Marcus Scott fondly remembers Friday nights during his first tenure at Destrehan.
“The first thing that comes to mind is that student section,” said Scott, the Wildcats’ newly hired head football coach who served as defensive coordinator for the 2016 and 2017 seasons. “They’re so enthusiastic. And it’s not just them … the parents, the supporters from all over, it’s a combination that makes it a special atmosphere.”
Scott will get to take it all in from a different perspective this fall, walking the sidelines as head of one of Louisiana’s longtime gridiron powers. He was announced as the St. Charles Parish School Board’s choice last month, selected from an interview pool of nearly 30 applicants for the highly-sought position.
As defensive coordinator under predecessor Stephen Robicheaux, he helped spur Destrehan to a Class 5A state semifinal appearance in 2016. John Ehret took notice, and hired Scott to be its new head football coach in 2018.
In his first year with the Patriots, he led Ehret to the 5A semifinals – and on the way, Ehret felled Scott’s former team, the Patriots besting Destrehan in a classic regular season shootout, 37-35. In that game, Ehret passer Travis Mumphrey connected with Jacoby Windmon for the eventual game winner with 2:03 left.
Robicheaux had high praise for his former assistant following that contest.
“The biggest thing is the guy they hired over there on that sideline,” Robicheaux said of Scott, moments after the game’s final whistle. “That’s a completely different team. He’s got them playing hard and got them playing disciplined. They made a hellava hire. And this was a great high school football matchup and it delivered.”
Ehret went 20-5 over Scott’s two years as head coach.
Now, he’s excited for a new challenge, though he noted it wasn’t easy to leave Ehret, where he quickly established strong relationships within his locker room and the community.
“It’s always tough when you’re faced with leaving somewhere so supportive of you, from the kids and parents alike … I had some great relationships, and it’s tough to say goodbye,” Scott said. “But in terms of what Destrehan and St. Charles Parish have to offer my family and I, it’s a no brainer. We live here, my children go to school here … it’s such a great fit.”
While the coronavirus pandemic has put numerous things on hold, the Destrehan coaching search stayed on schedule.
“It was smooth,” Scott said. “They had a plan and a timeline in place for what they wanted to have accomplished.”
Scott follows in the footsteps of a legend. After overseeing one final signing day class among his players, Robicheaux retired in February after leading Destrehan to a state runner-up finish in 2019. Robicheaux was the architect of two undefeated state championship runs, in 2007 and 2008, several unbeaten regular seasons and an overall won-loss record of 186-41.
Scott called it an honor to be chosen to lead a program that has enjoyed a rich coaching tradition.

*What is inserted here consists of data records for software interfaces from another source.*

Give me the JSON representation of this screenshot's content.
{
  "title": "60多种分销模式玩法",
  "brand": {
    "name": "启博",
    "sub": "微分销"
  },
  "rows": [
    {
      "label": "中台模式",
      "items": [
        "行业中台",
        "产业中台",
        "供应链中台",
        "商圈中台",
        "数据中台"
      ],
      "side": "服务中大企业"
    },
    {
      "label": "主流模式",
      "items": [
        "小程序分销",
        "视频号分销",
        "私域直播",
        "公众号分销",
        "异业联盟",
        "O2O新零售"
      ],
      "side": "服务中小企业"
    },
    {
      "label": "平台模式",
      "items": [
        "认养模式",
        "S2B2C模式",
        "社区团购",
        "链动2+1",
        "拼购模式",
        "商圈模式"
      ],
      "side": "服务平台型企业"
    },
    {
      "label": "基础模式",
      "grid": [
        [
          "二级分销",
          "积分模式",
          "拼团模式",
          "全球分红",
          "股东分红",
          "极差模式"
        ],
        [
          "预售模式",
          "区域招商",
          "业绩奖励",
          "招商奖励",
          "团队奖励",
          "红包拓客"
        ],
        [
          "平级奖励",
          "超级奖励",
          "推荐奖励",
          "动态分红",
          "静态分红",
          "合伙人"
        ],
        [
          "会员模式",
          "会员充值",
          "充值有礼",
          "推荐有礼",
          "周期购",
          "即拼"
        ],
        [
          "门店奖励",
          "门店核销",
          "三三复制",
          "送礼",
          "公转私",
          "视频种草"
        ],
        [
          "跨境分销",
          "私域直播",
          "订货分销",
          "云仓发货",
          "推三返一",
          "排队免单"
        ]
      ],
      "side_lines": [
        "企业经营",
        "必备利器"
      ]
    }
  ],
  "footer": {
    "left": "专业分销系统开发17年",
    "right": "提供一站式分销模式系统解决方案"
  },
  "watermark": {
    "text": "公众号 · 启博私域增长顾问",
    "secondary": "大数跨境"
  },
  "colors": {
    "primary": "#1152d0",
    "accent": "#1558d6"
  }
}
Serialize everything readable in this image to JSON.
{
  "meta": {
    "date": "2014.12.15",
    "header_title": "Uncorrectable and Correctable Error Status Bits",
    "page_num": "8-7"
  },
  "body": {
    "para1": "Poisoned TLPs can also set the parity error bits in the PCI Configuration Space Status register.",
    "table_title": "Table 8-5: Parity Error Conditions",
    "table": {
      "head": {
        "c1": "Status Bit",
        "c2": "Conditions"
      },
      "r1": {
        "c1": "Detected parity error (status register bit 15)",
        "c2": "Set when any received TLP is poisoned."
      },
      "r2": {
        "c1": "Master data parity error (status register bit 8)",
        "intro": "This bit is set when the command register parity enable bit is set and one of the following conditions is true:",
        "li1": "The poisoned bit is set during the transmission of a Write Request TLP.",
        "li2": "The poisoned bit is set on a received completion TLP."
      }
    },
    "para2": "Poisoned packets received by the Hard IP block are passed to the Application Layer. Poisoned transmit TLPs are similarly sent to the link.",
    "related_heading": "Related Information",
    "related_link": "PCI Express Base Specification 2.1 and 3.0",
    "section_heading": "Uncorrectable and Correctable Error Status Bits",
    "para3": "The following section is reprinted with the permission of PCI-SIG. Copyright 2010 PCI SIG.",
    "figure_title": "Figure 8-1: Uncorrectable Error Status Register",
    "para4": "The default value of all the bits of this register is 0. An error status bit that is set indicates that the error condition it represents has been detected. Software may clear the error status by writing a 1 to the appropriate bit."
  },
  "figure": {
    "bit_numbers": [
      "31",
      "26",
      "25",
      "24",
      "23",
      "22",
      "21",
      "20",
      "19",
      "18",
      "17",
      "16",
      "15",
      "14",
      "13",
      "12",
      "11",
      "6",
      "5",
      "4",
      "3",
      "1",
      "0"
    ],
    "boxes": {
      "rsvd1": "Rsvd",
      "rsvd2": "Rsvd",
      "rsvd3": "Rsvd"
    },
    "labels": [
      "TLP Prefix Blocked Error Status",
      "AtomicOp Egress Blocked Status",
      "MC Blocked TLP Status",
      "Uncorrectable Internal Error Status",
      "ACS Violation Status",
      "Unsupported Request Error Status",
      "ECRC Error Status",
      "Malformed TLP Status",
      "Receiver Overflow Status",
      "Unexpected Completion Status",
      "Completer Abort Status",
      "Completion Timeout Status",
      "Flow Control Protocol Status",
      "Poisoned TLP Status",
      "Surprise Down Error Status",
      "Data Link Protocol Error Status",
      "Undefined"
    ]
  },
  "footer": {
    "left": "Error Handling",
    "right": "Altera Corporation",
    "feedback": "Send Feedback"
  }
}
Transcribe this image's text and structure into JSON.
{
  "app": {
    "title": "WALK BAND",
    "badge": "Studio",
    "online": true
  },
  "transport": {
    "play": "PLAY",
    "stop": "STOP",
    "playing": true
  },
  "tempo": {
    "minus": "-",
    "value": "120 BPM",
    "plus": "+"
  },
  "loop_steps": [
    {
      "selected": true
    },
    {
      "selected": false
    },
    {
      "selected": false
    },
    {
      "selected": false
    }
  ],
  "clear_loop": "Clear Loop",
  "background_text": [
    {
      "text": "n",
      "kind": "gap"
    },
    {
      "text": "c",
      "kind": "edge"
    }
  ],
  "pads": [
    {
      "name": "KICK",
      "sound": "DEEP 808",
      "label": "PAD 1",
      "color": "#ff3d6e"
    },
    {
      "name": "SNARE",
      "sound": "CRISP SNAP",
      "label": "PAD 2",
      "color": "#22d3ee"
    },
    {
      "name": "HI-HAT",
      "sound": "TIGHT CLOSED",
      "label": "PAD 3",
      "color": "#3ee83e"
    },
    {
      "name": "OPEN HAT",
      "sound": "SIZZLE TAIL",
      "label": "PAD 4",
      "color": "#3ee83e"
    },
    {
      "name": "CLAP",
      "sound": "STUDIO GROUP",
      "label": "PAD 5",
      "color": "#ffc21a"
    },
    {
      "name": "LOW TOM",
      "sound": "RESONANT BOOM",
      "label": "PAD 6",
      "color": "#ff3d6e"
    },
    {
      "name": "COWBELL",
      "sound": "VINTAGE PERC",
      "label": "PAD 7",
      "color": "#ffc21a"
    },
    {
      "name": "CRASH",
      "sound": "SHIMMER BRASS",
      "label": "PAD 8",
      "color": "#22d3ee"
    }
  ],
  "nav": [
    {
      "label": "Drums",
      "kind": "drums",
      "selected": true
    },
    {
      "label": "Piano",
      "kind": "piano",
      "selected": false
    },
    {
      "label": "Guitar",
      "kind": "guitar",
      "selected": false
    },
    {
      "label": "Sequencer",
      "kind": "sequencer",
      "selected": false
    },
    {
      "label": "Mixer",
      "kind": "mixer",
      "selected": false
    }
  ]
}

“I’m extremely humbled and excited,” Scott said. “Just thinking about so many great coaches who have preceded me here. I was fortunate enough to work for two of those guys in Coach Robicheaux and Coach (Tim) Rebowe (at Nicholls State). It’s truly a privilege.”
An Algiers native, Scott’s tenure at Ehret was his second head coaching position on the West Bank of New Orleans, his first coming at West Jefferson from 2008 to 2013 where the Buccaneers won two district championships and qualified for the state playoffs six times.
The move to Destrehan brings him back to his current home. He resides in St. Charles Parish with his wife Jarelle and three children Jackson, 13, Chandler, 9 and Ava, 6.
While he’s coached several members of the Wildcats who were freshmen during his assistant coaching tenure at DHS, he said he’s taking it as effectively starting over with everyone – people change, and he won’t take those relationships for granted.
“We don’t have that true connection just yet. I’ll be walking through that process of introducing myself to them all over again. My job is to establish those relationships,” he said.
As a coach with a strong defensive background, he believes the success his teams have enjoyed on that side of the ball come down to old school, tried and true fundamentals.
“The effort has to be all the way up. We have to be great tacklers, and we have to take the ball away and provide extra opportunities for our offense. It’s all about technique, execution and tackling … it’s the same at every level,” Scott said.
But he spoke of off the field success at an even greater standard.
“To produce upstanding members of community, first and foremost, is the goal,” Scott said.
“Our primary goal of coaches is to help guide young men through these formative years. In terms of what I bring, I think I’m young enough to understand kids … I listen to their some of their music, stuff like that, and I can identify with kids … but I also have old school morals and values. I believe in the same core values that have been established throughout the years at Destrehan. Those won’t change.”